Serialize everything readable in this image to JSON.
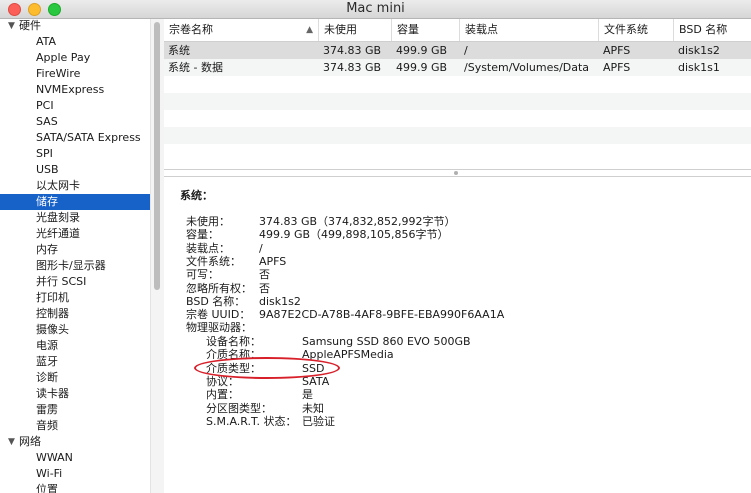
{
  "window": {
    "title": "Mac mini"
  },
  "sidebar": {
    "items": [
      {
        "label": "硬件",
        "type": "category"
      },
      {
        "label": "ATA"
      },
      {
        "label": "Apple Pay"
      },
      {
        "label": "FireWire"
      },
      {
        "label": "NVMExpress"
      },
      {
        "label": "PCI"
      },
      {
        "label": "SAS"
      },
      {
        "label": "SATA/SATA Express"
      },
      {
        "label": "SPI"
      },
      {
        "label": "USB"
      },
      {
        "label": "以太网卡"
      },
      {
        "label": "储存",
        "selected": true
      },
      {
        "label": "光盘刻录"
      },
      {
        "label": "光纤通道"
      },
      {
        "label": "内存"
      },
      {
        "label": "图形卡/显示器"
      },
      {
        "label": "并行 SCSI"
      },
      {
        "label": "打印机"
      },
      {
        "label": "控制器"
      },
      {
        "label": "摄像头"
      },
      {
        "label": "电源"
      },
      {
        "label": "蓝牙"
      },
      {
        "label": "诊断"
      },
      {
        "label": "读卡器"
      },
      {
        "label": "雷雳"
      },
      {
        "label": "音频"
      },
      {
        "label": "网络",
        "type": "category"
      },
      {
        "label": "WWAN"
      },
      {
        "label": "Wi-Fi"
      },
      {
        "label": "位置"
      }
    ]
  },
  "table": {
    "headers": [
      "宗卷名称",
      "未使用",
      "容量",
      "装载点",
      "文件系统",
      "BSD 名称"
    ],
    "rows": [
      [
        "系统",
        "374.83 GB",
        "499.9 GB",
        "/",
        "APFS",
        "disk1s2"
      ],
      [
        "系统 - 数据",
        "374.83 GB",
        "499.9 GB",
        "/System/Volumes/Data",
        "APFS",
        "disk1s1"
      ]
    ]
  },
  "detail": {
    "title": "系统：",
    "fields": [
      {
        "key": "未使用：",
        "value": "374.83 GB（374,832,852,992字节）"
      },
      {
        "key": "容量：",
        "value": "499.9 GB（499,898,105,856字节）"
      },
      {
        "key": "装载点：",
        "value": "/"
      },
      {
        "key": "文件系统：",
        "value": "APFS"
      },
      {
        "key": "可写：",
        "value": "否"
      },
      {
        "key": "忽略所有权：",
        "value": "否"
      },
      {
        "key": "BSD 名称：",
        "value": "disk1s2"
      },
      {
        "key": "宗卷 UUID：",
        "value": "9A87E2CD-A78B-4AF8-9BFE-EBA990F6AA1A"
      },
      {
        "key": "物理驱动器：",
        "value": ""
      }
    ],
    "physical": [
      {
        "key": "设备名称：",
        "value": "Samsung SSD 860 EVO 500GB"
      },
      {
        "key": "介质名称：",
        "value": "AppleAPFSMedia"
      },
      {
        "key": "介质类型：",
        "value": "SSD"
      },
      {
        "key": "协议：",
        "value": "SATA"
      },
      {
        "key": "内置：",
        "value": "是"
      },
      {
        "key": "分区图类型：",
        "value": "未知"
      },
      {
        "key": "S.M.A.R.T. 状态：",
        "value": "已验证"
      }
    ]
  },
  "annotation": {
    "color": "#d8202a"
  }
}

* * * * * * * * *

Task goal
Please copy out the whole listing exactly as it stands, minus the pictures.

Solution below
Serialize everything readable in this image to JSON.
{
  "window": {
    "title": "Mac mini"
  },
  "sidebar": {
    "items": [
      {
        "label": "硬件",
        "type": "category"
      },
      {
        "label": "ATA"
      },
      {
        "label": "Apple Pay"
      },
      {
        "label": "FireWire"
      },
      {
        "label": "NVMExpress"
      },
      {
        "label": "PCI"
      },
      {
        "label": "SAS"
      },
      {
        "label": "SATA/SATA Express"
      },
      {
        "label": "SPI"
      },
      {
        "label": "USB"
      },
      {
        "label": "以太网卡"
      },
      {
        "label": "储存",
        "selected": true
      },
      {
        "label": "光盘刻录"
      },
      {
        "label": "光纤通道"
      },
      {
        "label": "内存"
      },
      {
        "label": "图形卡/显示器"
      },
      {
        "label": "并行 SCSI"
      },
      {
        "label": "打印机"
      },
      {
        "label": "控制器"
      },
      {
        "label": "摄像头"
      },
      {
        "label": "电源"
      },
      {
        "label": "蓝牙"
      },
      {
        "label": "诊断"
      },
      {
        "label": "读卡器"
      },
      {
        "label": "雷雳"
      },
      {
        "label": "音频"
      },
      {
        "label": "网络",
        "type": "category"
      },
      {
        "label": "WWAN"
      },
      {
        "label": "Wi-Fi"
      },
      {
        "label": "位置"
      }
    ]
  },
  "table": {
    "headers": [
      "宗卷名称",
      "未使用",
      "容量",
      "装载点",
      "文件系统",
      "BSD 名称"
    ],
    "rows": [
      [
        "系统",
        "374.83 GB",
        "499.9 GB",
        "/",
        "APFS",
        "disk1s2"
      ],
      [
        "系统 - 数据",
        "374.83 GB",
        "499.9 GB",
        "/System/Volumes/Data",
        "APFS",
        "disk1s1"
      ]
    ]
  },
  "detail": {
    "title": "系统：",
    "fields": [
      {
        "key": "未使用：",
        "value": "374.83 GB（374,832,852,992字节）"
      },
      {
        "key": "容量：",
        "value": "499.9 GB（499,898,105,856字节）"
      },
      {
        "key": "装载点：",
        "value": "/"
      },
      {
        "key": "文件系统：",
        "value": "APFS"
      },
      {
        "key": "可写：",
        "value": "否"
      },
      {
        "key": "忽略所有权：",
        "value": "否"
      },
      {
        "key": "BSD 名称：",
        "value": "disk1s2"
      },
      {
        "key": "宗卷 UUID：",
        "value": "9A87E2CD-A78B-4AF8-9BFE-EBA990F6AA1A"
      },
      {
        "key": "物理驱动器：",
        "value": ""
      }
    ],
    "physical": [
      {
        "key": "设备名称：",
        "value": "Samsung SSD 860 EVO 500GB"
      },
      {
        "key": "介质名称：",
        "value": "AppleAPFSMedia"
      },
      {
        "key": "介质类型：",
        "value": "SSD"
      },
      {
        "key": "协议：",
        "value": "SATA"
      },
      {
        "key": "内置：",
        "value": "是"
      },
      {
        "key": "分区图类型：",
        "value": "未知"
      },
      {
        "key": "S.M.A.R.T. 状态：",
        "value": "已验证"
      }
    ]
  },
  "annotation": {
    "color": "#d8202a"
  }
}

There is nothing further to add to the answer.